> **Input**
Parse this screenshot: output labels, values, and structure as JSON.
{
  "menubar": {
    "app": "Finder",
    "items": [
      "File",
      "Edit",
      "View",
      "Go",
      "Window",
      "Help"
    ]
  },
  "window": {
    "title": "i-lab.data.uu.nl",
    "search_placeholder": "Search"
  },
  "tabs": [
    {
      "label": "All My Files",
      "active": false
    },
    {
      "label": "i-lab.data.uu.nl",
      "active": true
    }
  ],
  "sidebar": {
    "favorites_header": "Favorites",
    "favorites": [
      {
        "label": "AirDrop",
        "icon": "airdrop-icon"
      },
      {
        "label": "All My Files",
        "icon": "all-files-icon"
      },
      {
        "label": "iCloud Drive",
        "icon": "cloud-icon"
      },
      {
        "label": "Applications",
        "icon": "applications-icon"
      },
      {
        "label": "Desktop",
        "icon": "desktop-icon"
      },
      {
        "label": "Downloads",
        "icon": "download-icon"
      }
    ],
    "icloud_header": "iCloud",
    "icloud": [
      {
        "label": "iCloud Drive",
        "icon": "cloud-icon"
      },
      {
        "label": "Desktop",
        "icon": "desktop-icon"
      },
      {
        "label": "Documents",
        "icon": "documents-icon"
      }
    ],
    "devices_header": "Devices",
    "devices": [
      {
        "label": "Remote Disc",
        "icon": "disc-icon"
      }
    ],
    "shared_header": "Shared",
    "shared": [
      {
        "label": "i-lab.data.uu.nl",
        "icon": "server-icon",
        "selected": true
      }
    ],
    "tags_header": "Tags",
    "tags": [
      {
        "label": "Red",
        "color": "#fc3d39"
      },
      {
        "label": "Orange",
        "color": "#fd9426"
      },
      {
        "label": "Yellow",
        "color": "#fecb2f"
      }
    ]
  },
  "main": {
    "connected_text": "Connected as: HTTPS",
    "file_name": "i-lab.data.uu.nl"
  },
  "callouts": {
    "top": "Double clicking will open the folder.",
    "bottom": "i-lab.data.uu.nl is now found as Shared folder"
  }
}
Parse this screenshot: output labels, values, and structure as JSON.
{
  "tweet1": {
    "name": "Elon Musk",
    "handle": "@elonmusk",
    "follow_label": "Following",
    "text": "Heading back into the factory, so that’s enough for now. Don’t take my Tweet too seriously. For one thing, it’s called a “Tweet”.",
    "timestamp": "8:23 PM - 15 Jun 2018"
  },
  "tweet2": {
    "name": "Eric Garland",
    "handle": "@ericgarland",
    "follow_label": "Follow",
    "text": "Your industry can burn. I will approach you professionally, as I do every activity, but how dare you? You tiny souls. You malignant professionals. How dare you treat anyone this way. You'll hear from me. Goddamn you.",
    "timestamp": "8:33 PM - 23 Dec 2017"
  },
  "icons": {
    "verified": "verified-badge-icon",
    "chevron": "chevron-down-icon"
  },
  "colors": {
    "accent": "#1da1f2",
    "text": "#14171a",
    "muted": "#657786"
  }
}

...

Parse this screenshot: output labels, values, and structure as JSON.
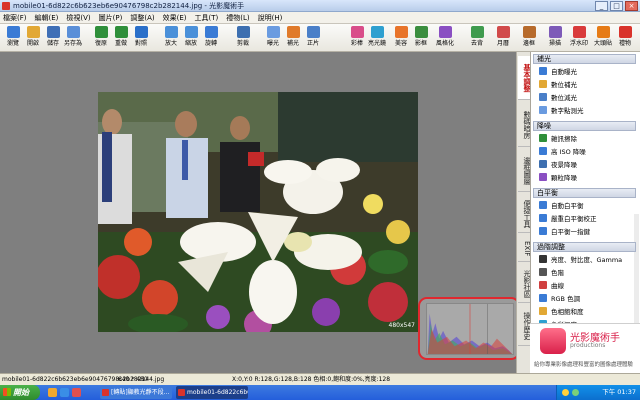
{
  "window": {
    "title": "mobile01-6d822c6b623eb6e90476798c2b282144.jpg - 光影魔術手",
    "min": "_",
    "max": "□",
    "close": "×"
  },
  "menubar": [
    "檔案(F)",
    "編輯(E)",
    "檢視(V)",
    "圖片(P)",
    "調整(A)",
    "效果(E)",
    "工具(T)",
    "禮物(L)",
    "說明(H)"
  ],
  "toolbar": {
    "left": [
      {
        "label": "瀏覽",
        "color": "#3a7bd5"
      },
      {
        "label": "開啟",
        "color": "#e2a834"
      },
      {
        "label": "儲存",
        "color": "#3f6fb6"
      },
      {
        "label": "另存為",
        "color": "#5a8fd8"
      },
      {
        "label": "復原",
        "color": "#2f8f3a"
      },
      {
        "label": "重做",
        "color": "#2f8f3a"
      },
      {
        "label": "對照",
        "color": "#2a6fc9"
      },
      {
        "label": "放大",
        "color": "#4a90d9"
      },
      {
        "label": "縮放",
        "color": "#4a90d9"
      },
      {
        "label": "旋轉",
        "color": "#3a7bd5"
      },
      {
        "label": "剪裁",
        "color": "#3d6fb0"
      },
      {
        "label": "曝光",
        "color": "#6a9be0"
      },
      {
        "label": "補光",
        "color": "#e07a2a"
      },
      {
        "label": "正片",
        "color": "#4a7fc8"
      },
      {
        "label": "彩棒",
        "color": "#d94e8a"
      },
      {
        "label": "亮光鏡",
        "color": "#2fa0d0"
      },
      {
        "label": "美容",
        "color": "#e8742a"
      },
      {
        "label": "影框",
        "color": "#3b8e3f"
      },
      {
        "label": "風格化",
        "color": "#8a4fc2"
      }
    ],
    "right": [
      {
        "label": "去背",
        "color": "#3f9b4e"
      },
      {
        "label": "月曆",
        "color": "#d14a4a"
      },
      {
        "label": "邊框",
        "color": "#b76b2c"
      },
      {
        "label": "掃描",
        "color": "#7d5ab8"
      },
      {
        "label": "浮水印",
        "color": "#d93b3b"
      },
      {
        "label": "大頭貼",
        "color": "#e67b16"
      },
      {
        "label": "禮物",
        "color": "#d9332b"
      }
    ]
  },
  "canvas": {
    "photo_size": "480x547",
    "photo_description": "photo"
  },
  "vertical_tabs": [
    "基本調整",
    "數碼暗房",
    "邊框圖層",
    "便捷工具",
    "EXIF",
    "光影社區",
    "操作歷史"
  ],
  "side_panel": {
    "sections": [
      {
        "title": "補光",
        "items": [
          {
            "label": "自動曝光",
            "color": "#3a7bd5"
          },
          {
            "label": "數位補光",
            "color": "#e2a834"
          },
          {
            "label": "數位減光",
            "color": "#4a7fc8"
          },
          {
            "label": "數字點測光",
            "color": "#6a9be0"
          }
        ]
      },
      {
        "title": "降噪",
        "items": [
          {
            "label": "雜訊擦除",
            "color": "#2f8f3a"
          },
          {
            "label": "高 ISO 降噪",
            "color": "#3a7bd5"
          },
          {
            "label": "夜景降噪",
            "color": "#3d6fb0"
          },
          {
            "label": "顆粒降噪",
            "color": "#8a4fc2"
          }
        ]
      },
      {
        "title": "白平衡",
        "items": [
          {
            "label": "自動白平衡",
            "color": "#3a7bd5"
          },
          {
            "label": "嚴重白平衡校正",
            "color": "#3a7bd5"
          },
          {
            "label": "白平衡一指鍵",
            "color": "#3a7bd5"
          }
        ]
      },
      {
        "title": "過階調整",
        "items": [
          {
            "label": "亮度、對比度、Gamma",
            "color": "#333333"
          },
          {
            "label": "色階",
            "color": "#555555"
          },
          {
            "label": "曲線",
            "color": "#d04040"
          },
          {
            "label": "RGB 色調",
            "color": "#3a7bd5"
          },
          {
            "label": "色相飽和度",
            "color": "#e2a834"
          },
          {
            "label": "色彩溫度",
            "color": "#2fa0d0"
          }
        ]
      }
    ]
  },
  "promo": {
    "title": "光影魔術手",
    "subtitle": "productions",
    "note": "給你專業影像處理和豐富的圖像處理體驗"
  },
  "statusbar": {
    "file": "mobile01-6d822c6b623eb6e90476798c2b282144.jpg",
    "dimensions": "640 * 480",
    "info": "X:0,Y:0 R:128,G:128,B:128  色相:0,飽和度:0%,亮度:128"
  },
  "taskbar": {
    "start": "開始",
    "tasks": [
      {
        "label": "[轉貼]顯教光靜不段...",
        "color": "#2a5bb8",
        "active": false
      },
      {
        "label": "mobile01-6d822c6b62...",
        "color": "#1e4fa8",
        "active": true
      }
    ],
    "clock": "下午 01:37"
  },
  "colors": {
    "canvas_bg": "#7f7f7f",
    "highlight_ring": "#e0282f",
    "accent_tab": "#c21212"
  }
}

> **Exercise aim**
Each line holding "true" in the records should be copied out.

> **Answer section**
      "active": true
        "selected": true
        "active": true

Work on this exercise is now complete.